Balotelli’s goal was more about power as he latched on to Emanuele Giaccherini’s flicked pass, barged past defender Francisco Rodriguez and fired the ball past Jose Corona with 12 minutes to go.

Javier Hernandez had replied for Mexico with a penalty seven minutes after Pirlo’s masterpiece.

Balotelli, whose notorious temper had been bubbling under the surface for most of the second half, took his shirt off in celebration, earning a yellow card and a reprimand from his coach.

“He wanted to take his shirt off and show his muscles, but all the yellow cards count,” said Prandelli, who has previously suspended Balotelli for indiscipline with former club Manchester City.

“But he played well and didn’t let anyone get to him. He was attentive for the whole game and has shown strength of character.”

Balotelli said he did not realise that he was not allowed to take off his shirt.

“I didn’t know the rules, I won’t do it again,” he said.

The match was again played against the backdrop of teargas and rubber bullets as riot police confronted protesters outside the Maracana.

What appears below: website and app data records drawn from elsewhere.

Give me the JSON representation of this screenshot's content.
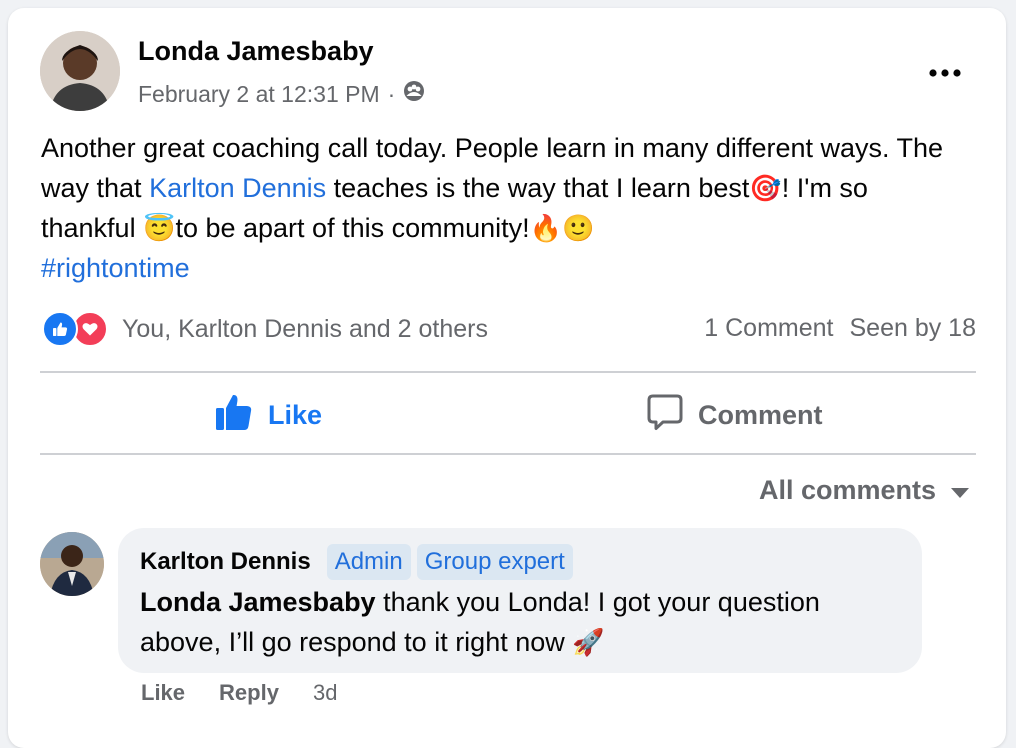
{
  "post": {
    "author": "Londa Jamesbaby",
    "timestamp": "February 2 at 12:31 PM",
    "separator": "·",
    "privacy_icon": "group-icon",
    "text_part1": "Another great coaching call today. People learn in many different ways. The way that ",
    "mention": "Karlton Dennis",
    "text_part2": " teaches is the way that I learn best",
    "emoji1": "🎯",
    "text_part3": "! I'm so thankful ",
    "emoji2": "😇",
    "text_part4": "to be apart of this community!",
    "emoji3": "🔥",
    "emoji4": "🙂",
    "hashtag": "#rightontime"
  },
  "reactions": {
    "summary": "You, Karlton Dennis and 2 others",
    "comments_count": "1 Comment",
    "seen_by": "Seen by 18"
  },
  "actions": {
    "like": "Like",
    "comment": "Comment"
  },
  "comments_sort": "All comments",
  "comment": {
    "author": "Karlton Dennis",
    "badges": [
      "Admin",
      "Group expert"
    ],
    "mention": "Londa Jamesbaby",
    "text": " thank you Londa! I got your question above, I’ll go respond to it right now ",
    "emoji": "🚀",
    "like": "Like",
    "reply": "Reply",
    "time": "3d"
  },
  "colors": {
    "accent": "#1877f2",
    "link": "#216fdb",
    "secondary_text": "#65676b",
    "love": "#f33e58"
  }
}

A similar demonstration had marred Saturday’s opening match between hosts Brazil and Japan in Brasilia. The protests are against the amount of public money being spent on staging the event and next year’s World Cup.